[[ RECORDS FOR PROCESSING, beginning ]]

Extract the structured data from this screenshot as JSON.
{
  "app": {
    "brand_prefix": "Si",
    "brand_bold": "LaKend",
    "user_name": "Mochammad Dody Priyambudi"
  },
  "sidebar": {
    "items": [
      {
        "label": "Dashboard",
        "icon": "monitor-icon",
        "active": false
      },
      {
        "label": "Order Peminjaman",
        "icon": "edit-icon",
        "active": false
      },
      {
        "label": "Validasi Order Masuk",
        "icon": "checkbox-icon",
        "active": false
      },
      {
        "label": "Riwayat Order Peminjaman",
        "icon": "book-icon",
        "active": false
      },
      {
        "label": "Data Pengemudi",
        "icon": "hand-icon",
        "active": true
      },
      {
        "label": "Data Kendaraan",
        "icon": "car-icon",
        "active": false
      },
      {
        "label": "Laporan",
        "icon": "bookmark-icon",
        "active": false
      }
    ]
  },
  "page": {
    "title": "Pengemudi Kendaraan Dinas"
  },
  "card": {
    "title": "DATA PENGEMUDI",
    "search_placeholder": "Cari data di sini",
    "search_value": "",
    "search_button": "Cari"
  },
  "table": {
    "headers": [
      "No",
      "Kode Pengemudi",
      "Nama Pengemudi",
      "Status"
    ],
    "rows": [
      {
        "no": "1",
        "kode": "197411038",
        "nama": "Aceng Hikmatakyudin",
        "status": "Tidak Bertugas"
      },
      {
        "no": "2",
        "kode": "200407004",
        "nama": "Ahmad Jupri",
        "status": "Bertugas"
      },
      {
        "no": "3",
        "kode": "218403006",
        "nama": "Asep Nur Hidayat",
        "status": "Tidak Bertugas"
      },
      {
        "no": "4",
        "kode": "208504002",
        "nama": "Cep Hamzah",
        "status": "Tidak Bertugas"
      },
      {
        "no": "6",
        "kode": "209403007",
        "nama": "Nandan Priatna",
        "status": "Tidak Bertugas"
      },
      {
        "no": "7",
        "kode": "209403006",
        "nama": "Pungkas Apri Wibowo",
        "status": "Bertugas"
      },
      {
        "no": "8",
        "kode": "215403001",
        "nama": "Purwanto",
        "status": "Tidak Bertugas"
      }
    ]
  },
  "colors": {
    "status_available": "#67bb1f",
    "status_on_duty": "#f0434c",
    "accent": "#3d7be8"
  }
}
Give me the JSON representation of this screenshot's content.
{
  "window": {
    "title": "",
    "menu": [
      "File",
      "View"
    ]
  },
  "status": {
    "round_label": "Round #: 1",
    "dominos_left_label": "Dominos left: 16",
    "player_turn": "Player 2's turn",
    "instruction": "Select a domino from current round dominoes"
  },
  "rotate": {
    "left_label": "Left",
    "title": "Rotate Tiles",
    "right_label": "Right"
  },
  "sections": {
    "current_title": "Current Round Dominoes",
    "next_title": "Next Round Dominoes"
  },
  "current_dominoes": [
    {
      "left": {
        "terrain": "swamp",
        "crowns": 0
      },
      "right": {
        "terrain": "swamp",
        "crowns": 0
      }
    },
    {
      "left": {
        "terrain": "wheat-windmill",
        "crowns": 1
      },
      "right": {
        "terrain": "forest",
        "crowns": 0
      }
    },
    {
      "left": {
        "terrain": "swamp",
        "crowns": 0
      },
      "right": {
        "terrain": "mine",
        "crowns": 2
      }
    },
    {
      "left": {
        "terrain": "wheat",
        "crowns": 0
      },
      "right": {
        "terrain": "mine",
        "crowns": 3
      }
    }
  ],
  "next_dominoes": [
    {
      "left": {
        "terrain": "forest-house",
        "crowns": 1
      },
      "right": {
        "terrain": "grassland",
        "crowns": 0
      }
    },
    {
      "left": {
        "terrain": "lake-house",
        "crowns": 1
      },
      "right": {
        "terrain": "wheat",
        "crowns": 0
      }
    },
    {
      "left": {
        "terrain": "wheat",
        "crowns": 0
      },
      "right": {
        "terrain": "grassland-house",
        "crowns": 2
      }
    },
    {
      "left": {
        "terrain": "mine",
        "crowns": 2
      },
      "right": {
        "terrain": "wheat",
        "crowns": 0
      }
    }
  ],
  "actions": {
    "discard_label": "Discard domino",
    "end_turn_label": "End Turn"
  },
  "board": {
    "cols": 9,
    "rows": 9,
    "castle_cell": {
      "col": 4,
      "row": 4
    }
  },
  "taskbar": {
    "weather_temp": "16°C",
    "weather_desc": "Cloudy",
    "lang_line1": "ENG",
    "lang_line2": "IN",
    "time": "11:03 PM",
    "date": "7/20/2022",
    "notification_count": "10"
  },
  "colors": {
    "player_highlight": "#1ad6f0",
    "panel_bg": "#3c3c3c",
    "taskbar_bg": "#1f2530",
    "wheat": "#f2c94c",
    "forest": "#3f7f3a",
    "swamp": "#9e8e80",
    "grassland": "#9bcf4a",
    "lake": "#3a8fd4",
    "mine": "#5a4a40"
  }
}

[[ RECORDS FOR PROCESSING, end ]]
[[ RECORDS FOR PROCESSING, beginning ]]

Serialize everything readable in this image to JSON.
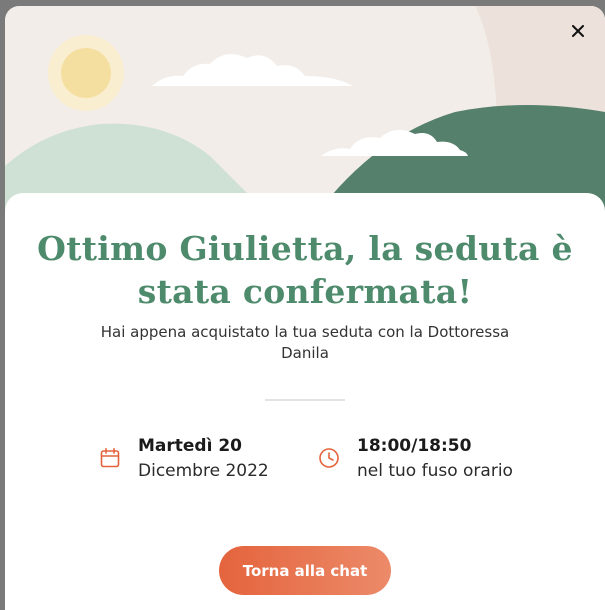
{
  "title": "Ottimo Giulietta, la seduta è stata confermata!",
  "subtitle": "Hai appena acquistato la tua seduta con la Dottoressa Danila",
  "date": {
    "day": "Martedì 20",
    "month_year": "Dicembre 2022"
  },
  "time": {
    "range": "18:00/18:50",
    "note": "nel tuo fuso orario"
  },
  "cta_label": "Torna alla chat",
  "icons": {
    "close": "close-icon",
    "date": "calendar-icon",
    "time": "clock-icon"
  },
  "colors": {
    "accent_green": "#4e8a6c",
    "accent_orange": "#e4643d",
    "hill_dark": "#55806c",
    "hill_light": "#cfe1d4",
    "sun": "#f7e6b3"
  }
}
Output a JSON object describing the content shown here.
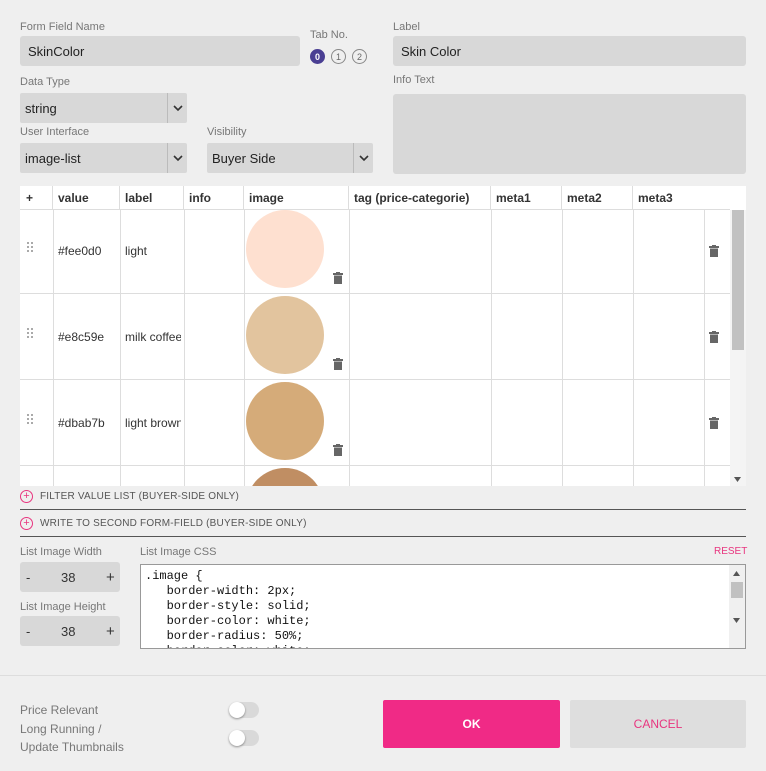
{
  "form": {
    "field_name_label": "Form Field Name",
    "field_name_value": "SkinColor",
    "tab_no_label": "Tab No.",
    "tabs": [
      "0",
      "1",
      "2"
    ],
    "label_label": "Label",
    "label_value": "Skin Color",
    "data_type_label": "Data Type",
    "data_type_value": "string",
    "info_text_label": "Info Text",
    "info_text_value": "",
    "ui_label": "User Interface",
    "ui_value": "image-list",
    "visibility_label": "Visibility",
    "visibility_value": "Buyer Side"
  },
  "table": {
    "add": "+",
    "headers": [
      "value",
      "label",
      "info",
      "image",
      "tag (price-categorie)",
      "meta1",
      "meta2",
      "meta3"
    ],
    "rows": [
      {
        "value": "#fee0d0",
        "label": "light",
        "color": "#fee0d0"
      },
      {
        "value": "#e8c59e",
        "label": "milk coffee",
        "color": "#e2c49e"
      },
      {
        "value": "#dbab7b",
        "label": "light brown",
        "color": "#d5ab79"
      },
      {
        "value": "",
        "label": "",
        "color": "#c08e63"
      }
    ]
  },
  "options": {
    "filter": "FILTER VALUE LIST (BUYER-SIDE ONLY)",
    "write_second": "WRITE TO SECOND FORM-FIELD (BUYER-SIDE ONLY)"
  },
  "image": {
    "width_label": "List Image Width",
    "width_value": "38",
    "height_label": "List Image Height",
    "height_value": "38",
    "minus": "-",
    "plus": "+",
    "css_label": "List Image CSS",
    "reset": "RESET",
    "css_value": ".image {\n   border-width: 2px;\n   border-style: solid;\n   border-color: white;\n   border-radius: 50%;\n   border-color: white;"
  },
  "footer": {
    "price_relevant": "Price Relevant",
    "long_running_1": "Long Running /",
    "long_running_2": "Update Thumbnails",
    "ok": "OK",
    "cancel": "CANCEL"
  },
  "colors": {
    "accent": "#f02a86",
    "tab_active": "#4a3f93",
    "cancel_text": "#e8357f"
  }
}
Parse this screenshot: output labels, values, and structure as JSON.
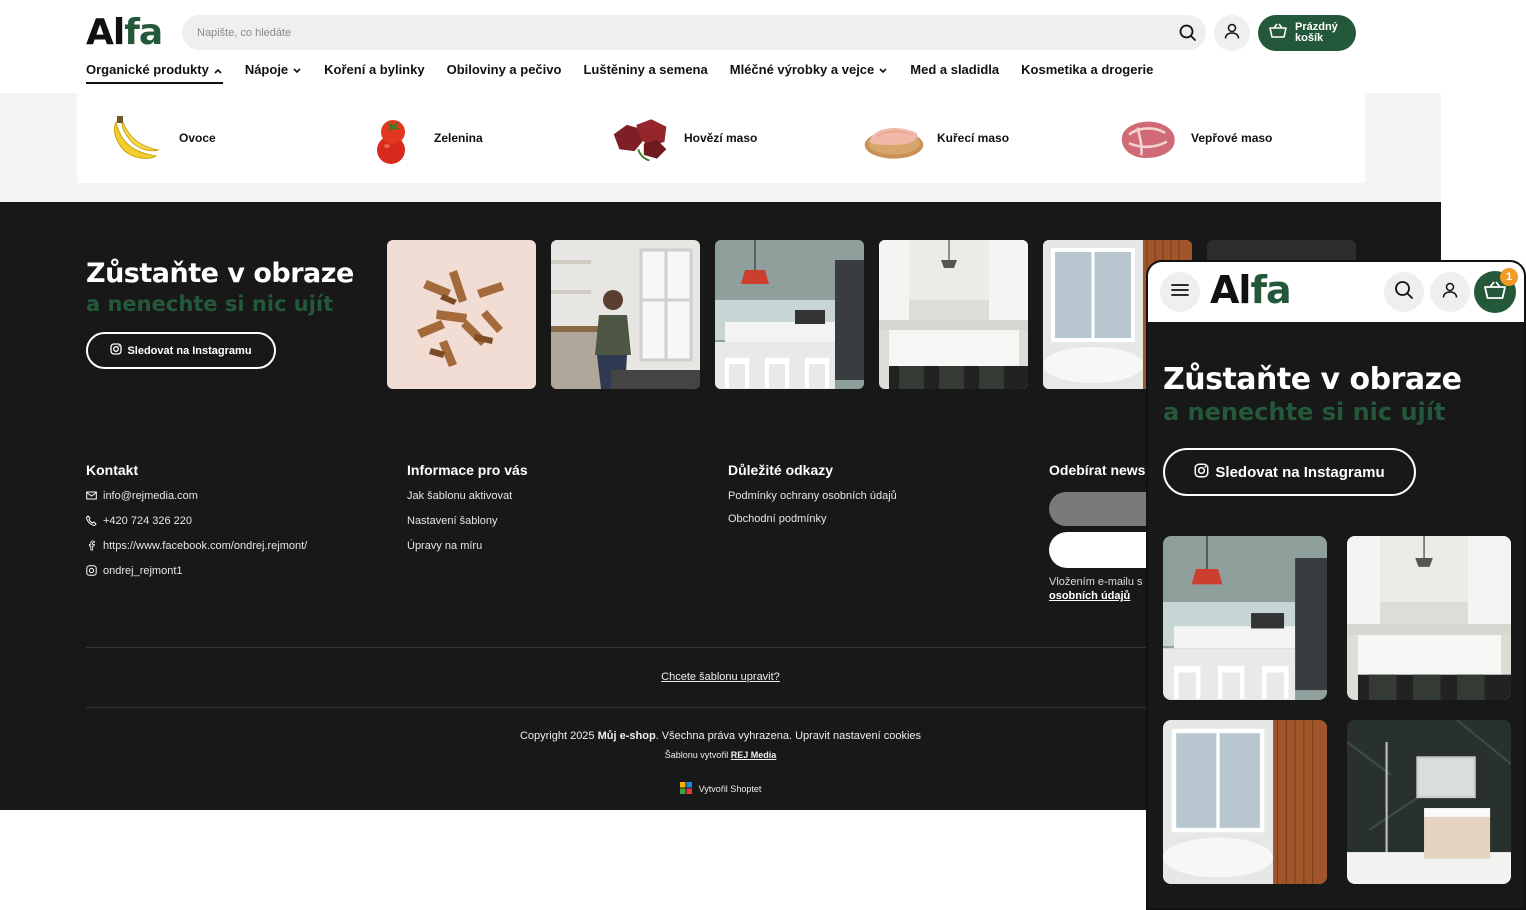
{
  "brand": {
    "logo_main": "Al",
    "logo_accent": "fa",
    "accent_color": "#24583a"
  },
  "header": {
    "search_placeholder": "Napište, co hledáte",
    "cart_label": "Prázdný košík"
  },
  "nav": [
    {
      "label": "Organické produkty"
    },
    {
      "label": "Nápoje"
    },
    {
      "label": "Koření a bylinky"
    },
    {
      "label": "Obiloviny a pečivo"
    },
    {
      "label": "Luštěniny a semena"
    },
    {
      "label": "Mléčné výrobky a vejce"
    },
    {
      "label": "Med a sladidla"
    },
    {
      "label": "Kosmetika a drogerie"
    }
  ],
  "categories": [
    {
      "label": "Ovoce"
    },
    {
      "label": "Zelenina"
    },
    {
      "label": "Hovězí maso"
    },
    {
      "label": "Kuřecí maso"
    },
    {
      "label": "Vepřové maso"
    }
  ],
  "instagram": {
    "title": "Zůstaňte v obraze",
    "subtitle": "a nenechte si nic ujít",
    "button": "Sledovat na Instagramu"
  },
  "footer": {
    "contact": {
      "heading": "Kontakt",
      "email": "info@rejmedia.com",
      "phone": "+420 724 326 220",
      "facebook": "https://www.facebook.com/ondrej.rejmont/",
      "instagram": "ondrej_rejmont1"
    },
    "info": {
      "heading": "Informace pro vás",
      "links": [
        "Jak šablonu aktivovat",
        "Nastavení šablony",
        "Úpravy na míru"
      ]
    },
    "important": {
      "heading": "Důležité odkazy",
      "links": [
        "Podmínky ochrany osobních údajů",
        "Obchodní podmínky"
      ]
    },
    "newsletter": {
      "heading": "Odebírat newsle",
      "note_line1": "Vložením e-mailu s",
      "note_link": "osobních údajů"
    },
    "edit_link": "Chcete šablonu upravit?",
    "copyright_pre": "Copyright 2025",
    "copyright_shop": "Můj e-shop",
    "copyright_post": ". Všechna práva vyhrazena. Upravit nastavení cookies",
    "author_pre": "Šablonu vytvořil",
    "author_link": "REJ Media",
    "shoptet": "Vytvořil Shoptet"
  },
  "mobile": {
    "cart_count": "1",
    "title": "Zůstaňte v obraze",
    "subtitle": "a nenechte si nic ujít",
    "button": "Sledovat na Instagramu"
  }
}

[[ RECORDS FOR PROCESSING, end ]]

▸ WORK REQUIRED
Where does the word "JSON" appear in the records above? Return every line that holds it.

▸ ANSWER TO THE PROBLEM
Extract the structured data from this screenshot as JSON.
Give me the JSON representation of this screenshot's content.
Serialize everything readable in this image to JSON.
Output a JSON object describing the content shown here.
Parse this screenshot: output labels, values, and structure as JSON.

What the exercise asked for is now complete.